Items from a data source:
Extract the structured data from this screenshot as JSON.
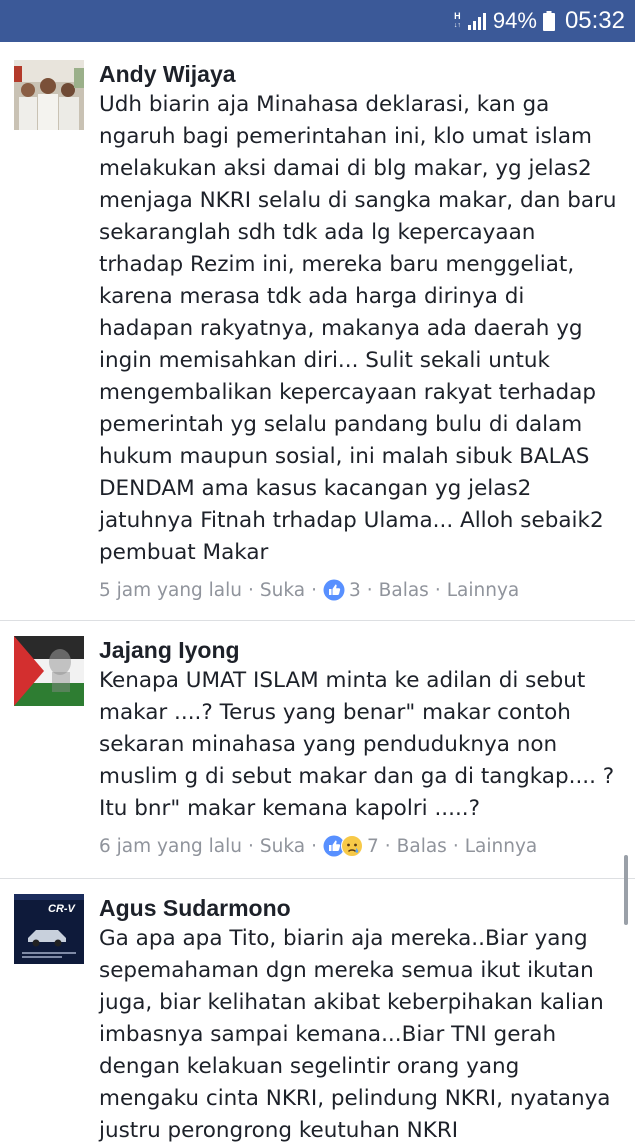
{
  "status_bar": {
    "network_top": "H",
    "network_arrows": "↓↑",
    "battery": "94%",
    "time": "05:32"
  },
  "comments": [
    {
      "author": "Andy Wijaya",
      "avatar_icon": "group-photo-avatar",
      "text": "Udh biarin aja Minahasa deklarasi, kan ga\nngaruh bagi pemerintahan ini, klo umat islam\nmelakukan aksi damai di blg makar, yg jelas2\nmenjaga NKRI selalu di sangka makar, dan baru\nsekaranglah sdh tdk ada lg kepercayaan\ntrhadap Rezim ini, mereka baru menggeliat,\nkarena merasa tdk ada harga dirinya di\nhadapan rakyatnya, makanya ada daerah yg\ningin memisahkan diri... Sulit sekali untuk\nmengembalikan kepercayaan rakyat terhadap\npemerintah yg selalu pandang bulu di dalam\nhukum maupun sosial, ini malah sibuk BALAS\nDENDAM ama kasus kacangan yg jelas2\njatuhnya Fitnah trhadap Ulama... Alloh sebaik2\npembuat Makar",
      "time": "5 jam yang lalu",
      "like_label": "Suka",
      "reactions": [
        "like"
      ],
      "reaction_count": "3",
      "reply_label": "Balas",
      "more_label": "Lainnya"
    },
    {
      "author": "Jajang Iyong",
      "avatar_icon": "palestine-flag-avatar",
      "text": "Kenapa UMAT ISLAM minta ke adilan di sebut\nmakar ....? Terus yang benar\" makar contoh\nsekaran minahasa yang penduduknya non\nmuslim g di sebut makar dan ga di tangkap.... ?\nItu bnr\" makar kemana kapolri .....?",
      "time": "6 jam yang lalu",
      "like_label": "Suka",
      "reactions": [
        "like",
        "sad"
      ],
      "reaction_count": "7",
      "reply_label": "Balas",
      "more_label": "Lainnya"
    },
    {
      "author": "Agus Sudarmono",
      "avatar_icon": "car-ad-avatar",
      "avatar_logo": "CR-V",
      "text": "Ga apa apa Tito, biarin aja mereka..Biar yang\nsepemahaman dgn mereka semua ikut ikutan\njuga, biar kelihatan akibat keberpihakan kalian\nimbasnya sampai kemana...Biar TNI gerah\ndengan kelakuan segelintir orang yang\nmengaku cinta NKRI, pelindung NKRI, nyatanya\njustru perongrong keutuhan NKRI"
    }
  ]
}
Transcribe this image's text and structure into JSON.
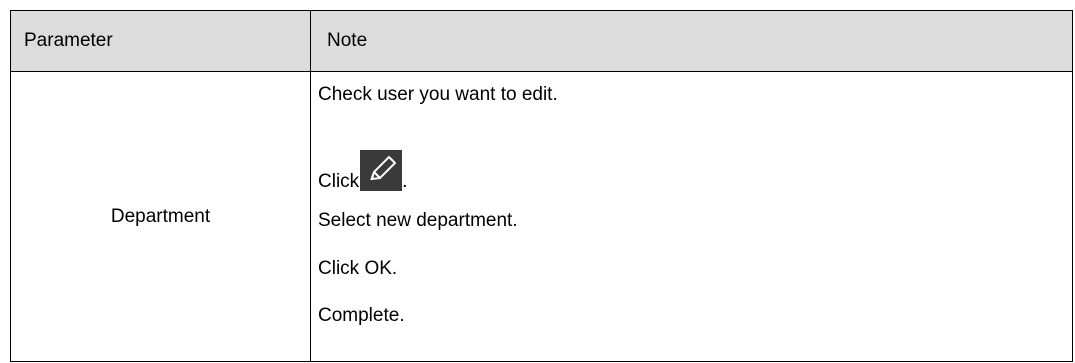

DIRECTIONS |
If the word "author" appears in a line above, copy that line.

RESPONSE BOX |
      "author": "Andy Wijaya",
      "author": "Jajang Iyong",
      "author": "Agus Sudarmono",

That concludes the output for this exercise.